**Goal of the exercise:** Reproduce all of the entries below exactly, without a single change.
------ Material provided
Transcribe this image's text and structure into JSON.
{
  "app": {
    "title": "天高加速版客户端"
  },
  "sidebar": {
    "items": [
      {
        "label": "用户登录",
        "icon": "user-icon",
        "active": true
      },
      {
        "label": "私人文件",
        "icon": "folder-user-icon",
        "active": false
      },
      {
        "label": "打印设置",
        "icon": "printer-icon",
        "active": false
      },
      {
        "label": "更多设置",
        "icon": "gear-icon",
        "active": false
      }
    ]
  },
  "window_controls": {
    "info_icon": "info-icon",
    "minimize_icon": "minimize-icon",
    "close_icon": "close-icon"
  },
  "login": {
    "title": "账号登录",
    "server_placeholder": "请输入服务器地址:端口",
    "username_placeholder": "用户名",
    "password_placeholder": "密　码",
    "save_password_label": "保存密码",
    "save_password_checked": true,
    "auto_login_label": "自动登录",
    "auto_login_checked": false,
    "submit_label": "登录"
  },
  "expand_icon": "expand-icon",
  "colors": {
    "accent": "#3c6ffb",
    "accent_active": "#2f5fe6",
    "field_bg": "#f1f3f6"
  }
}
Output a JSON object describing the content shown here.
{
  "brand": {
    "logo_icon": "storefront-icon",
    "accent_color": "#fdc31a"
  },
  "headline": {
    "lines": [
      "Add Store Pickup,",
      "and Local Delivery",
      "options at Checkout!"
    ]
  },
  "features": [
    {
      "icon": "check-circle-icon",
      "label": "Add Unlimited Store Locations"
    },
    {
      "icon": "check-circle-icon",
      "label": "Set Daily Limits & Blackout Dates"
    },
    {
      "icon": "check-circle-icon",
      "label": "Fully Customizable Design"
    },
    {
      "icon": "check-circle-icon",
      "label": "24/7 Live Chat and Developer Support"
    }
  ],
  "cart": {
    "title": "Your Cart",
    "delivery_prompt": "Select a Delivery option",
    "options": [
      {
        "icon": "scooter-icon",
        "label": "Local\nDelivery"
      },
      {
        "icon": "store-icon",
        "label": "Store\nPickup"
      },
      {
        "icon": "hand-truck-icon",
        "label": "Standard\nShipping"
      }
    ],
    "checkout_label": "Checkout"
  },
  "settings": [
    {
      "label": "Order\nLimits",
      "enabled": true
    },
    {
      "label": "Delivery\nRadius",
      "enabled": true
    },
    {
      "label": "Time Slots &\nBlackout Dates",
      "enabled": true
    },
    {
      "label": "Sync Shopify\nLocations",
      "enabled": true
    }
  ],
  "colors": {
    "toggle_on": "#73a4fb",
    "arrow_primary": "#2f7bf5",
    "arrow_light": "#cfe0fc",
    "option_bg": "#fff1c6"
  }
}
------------
**Output for this exercise:**
Transcribe this image's text and structure into JSON.
{
  "app": {
    "title": "天高加速版客户端"
  },
  "sidebar": {
    "items": [
      {
        "label": "用户登录",
        "icon": "user-icon",
        "active": true
      },
      {
        "label": "私人文件",
        "icon": "folder-user-icon",
        "active": false
      },
      {
        "label": "打印设置",
        "icon": "printer-icon",
        "active": false
      },
      {
        "label": "更多设置",
        "icon": "gear-icon",
        "active": false
      }
    ]
  },
  "window_controls": {
    "info_icon": "info-icon",
    "minimize_icon": "minimize-icon",
    "close_icon": "close-icon"
  },
  "login": {
    "title": "账号登录",
    "server_placeholder": "请输入服务器地址:端口",
    "username_placeholder": "用户名",
    "password_placeholder": "密　码",
    "save_password_label": "保存密码",
    "save_password_checked": true,
    "auto_login_label": "自动登录",
    "auto_login_checked": false,
    "submit_label": "登录"
  },
  "expand_icon": "expand-icon",
  "colors": {
    "accent": "#3c6ffb",
    "accent_active": "#2f5fe6",
    "field_bg": "#f1f3f6"
  }
}
Output a JSON object describing the content shown here.
{
  "brand": {
    "logo_icon": "storefront-icon",
    "accent_color": "#fdc31a"
  },
  "headline": {
    "lines": [
      "Add Store Pickup,",
      "and Local Delivery",
      "options at Checkout!"
    ]
  },
  "features": [
    {
      "icon": "check-circle-icon",
      "label": "Add Unlimited Store Locations"
    },
    {
      "icon": "check-circle-icon",
      "label": "Set Daily Limits & Blackout Dates"
    },
    {
      "icon": "check-circle-icon",
      "label": "Fully Customizable Design"
    },
    {
      "icon": "check-circle-icon",
      "label": "24/7 Live Chat and Developer Support"
    }
  ],
  "cart": {
    "title": "Your Cart",
    "delivery_prompt": "Select a Delivery option",
    "options": [
      {
        "icon": "scooter-icon",
        "label": "Local\nDelivery"
      },
      {
        "icon": "store-icon",
        "label": "Store\nPickup"
      },
      {
        "icon": "hand-truck-icon",
        "label": "Standard\nShipping"
      }
    ],
    "checkout_label": "Checkout"
  },
  "settings": [
    {
      "label": "Order\nLimits",
      "enabled": true
    },
    {
      "label": "Delivery\nRadius",
      "enabled": true
    },
    {
      "label": "Time Slots &\nBlackout Dates",
      "enabled": true
    },
    {
      "label": "Sync Shopify\nLocations",
      "enabled": true
    }
  ],
  "colors": {
    "toggle_on": "#73a4fb",
    "arrow_primary": "#2f7bf5",
    "arrow_light": "#cfe0fc",
    "option_bg": "#fff1c6"
  }
}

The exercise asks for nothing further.